Given records START

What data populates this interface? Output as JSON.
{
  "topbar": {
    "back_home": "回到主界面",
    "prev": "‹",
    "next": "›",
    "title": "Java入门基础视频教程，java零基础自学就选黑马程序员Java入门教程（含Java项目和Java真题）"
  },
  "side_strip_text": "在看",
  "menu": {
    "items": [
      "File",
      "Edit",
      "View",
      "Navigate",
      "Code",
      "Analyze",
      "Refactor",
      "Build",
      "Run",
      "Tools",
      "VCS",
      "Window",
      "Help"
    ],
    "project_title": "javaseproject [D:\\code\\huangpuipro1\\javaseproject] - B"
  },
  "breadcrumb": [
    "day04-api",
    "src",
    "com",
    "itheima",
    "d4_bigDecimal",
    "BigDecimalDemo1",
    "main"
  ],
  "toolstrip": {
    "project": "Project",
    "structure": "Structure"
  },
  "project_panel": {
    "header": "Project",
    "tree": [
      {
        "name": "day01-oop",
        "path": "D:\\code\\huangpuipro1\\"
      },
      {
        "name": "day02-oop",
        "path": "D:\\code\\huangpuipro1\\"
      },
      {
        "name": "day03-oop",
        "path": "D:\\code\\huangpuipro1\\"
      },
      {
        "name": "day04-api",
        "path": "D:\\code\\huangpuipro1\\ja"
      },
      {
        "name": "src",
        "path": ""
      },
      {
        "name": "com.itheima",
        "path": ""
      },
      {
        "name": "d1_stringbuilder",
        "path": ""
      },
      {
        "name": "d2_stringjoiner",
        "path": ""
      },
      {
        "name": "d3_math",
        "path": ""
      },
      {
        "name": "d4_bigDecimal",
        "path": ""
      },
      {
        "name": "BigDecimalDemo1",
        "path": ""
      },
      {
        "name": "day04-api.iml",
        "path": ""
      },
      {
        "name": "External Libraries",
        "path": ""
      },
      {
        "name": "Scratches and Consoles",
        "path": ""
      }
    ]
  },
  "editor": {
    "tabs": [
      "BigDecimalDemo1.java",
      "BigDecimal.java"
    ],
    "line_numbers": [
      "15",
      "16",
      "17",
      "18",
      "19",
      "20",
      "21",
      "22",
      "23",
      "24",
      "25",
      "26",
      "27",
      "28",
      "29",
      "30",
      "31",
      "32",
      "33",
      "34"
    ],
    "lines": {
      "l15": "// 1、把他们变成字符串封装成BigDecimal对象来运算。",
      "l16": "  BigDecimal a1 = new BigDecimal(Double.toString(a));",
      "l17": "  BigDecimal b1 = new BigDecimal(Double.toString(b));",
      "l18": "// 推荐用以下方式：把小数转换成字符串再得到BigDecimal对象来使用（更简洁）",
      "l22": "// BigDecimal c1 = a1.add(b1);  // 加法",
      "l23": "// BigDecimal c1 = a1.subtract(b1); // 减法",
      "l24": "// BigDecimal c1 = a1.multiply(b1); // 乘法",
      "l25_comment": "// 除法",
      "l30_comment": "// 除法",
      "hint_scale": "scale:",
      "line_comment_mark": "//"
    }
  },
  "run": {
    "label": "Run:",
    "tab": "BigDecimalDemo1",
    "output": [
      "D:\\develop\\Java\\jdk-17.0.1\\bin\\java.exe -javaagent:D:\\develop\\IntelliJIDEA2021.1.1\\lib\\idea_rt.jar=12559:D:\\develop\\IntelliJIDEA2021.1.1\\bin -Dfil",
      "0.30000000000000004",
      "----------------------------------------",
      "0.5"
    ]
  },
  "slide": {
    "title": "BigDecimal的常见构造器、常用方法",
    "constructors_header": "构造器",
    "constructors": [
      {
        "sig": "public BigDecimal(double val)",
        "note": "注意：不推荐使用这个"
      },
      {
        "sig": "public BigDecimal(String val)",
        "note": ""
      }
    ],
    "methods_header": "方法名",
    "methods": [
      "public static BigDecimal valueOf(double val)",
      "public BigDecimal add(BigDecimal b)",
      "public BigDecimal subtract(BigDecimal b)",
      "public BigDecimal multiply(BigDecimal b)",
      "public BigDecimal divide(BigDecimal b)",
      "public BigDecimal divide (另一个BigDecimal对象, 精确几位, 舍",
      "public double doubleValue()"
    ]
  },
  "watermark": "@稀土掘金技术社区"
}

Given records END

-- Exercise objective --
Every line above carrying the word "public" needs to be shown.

-- Result of this exercise --
        "sig": "public BigDecimal(double val)",
        "sig": "public BigDecimal(String val)",
      "public static BigDecimal valueOf(double val)",
      "public BigDecimal add(BigDecimal b)",
      "public BigDecimal subtract(BigDecimal b)",
      "public BigDecimal multiply(BigDecimal b)",
      "public BigDecimal divide(BigDecimal b)",
      "public BigDecimal divide (另一个BigDecimal对象, 精确几位, 舍",
      "public double doubleValue()"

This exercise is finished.